Task brief:
Needed from the data below: all lines that contain the word "converted".

Component data from apps and pages:
◆ ◆ ◆ ◆ ◆

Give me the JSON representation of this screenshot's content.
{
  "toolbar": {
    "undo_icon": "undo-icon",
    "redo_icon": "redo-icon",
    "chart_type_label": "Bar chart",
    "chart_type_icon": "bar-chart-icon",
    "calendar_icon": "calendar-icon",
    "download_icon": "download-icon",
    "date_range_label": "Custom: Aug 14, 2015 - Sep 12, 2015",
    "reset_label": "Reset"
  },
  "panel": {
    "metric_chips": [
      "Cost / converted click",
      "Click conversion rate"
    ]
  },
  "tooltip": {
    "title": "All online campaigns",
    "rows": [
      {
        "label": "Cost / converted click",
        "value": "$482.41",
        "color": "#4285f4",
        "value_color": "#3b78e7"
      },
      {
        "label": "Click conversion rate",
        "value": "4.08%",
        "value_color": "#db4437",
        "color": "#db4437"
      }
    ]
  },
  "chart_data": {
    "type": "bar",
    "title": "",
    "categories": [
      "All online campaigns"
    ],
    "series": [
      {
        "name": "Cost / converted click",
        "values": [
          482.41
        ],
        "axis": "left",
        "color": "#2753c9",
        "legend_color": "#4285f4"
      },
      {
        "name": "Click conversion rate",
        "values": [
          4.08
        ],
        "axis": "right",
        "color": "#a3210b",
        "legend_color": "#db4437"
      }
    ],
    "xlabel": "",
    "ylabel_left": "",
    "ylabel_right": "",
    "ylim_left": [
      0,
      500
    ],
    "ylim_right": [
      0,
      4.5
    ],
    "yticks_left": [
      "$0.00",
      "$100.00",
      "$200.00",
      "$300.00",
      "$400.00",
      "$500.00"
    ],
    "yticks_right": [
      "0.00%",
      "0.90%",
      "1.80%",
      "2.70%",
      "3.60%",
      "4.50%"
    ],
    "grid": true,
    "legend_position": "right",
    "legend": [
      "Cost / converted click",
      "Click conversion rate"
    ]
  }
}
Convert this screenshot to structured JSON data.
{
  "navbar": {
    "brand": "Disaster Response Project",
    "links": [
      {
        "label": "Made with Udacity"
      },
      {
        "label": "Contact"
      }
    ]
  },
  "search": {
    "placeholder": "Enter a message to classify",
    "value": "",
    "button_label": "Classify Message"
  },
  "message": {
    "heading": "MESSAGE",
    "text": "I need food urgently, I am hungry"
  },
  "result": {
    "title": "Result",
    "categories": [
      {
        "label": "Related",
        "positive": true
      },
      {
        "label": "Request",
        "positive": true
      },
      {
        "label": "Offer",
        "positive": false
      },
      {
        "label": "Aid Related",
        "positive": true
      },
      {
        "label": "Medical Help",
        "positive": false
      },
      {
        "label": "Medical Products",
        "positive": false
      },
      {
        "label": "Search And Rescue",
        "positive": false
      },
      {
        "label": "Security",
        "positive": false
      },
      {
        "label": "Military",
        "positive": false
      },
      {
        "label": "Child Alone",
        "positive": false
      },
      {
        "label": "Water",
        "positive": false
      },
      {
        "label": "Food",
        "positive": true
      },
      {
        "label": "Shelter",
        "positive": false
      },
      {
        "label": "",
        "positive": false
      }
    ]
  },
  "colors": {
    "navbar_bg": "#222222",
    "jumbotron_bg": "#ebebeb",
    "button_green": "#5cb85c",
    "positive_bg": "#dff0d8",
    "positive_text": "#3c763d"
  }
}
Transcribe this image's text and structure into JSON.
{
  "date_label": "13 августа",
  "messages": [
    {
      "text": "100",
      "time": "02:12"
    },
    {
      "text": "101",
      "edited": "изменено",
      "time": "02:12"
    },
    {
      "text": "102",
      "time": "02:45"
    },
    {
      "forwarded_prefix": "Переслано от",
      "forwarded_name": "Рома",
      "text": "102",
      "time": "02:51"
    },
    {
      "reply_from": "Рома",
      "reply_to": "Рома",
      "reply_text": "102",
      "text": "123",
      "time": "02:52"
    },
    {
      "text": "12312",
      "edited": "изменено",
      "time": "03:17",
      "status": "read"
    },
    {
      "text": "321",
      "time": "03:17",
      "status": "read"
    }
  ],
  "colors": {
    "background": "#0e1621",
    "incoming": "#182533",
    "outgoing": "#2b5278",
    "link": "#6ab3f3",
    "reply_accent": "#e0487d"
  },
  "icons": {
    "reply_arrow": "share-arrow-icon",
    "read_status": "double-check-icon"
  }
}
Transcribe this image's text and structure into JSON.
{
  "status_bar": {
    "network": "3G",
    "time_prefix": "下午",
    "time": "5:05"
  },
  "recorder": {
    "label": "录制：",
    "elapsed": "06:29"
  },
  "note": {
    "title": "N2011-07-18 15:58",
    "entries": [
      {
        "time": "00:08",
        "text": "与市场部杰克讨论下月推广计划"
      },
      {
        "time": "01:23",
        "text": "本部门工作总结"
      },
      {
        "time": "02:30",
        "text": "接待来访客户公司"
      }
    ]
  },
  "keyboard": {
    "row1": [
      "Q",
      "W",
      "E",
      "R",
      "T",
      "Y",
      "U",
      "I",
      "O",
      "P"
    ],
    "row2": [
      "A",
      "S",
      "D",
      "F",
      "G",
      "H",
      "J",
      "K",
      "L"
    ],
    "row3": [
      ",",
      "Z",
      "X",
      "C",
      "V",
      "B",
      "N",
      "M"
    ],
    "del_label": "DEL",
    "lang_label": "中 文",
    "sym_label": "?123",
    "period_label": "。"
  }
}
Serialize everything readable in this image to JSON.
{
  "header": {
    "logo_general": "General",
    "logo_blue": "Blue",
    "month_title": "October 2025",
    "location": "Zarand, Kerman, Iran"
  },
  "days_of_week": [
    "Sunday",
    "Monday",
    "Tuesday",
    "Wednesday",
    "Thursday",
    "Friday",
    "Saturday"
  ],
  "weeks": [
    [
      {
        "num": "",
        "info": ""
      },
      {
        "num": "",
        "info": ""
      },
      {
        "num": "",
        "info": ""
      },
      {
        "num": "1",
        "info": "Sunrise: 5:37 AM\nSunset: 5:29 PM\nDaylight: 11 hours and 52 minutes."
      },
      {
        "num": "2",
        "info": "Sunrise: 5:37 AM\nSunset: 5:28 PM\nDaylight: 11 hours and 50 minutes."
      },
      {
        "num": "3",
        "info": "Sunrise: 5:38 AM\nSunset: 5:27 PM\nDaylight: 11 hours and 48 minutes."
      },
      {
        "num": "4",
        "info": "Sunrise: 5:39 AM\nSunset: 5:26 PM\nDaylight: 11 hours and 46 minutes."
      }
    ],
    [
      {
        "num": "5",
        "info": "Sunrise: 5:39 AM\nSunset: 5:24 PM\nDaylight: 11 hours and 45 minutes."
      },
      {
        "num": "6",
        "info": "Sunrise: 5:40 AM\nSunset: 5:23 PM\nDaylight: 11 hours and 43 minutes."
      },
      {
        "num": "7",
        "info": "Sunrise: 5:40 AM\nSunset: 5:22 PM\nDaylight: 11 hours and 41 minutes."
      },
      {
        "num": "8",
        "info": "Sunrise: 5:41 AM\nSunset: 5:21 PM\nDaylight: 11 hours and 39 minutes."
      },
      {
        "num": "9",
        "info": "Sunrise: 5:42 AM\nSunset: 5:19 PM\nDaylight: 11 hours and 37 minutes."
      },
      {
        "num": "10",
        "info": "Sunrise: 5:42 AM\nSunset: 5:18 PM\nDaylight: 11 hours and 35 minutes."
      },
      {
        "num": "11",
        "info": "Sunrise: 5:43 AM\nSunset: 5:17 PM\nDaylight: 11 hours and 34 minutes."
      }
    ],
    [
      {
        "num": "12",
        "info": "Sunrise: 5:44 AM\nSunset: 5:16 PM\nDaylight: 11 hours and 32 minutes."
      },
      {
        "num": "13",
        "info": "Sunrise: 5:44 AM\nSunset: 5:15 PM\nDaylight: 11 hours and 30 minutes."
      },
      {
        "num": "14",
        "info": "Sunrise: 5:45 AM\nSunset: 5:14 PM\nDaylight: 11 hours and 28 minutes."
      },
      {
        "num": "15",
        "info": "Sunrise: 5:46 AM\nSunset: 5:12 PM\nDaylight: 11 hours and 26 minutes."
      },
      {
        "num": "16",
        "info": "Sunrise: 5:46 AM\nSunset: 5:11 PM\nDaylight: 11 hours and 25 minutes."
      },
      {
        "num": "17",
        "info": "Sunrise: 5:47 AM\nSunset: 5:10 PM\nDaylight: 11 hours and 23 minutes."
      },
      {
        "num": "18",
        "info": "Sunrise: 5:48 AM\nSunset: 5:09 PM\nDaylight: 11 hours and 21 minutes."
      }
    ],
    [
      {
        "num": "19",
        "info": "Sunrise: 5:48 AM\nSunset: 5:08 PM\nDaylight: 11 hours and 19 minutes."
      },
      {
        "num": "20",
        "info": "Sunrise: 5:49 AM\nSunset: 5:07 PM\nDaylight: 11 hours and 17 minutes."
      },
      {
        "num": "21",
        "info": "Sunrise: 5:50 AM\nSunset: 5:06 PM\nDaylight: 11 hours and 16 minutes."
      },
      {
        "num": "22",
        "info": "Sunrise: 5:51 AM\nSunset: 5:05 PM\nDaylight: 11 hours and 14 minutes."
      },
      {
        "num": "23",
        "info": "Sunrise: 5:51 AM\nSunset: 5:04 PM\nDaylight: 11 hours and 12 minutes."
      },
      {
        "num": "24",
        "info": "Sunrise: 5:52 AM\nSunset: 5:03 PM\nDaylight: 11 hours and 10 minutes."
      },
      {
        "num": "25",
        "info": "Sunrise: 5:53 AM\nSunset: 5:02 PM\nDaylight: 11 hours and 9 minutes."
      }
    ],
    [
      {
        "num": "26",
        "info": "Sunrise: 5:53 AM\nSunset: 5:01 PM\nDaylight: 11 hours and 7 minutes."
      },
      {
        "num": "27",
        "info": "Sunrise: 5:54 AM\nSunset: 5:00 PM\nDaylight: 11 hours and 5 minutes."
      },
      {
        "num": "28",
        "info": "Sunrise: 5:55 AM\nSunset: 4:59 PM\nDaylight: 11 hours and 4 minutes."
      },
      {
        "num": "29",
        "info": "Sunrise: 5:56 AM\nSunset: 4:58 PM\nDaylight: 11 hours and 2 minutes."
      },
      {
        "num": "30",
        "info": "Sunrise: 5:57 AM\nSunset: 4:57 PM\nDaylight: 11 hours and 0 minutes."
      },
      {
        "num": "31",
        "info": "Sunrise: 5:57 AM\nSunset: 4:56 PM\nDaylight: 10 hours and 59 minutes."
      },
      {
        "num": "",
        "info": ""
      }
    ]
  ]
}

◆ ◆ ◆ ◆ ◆

Answer space:
      "Cost / converted click",
        "label": "Cost / converted click",
        "name": "Cost / converted click",
      "Cost / converted click",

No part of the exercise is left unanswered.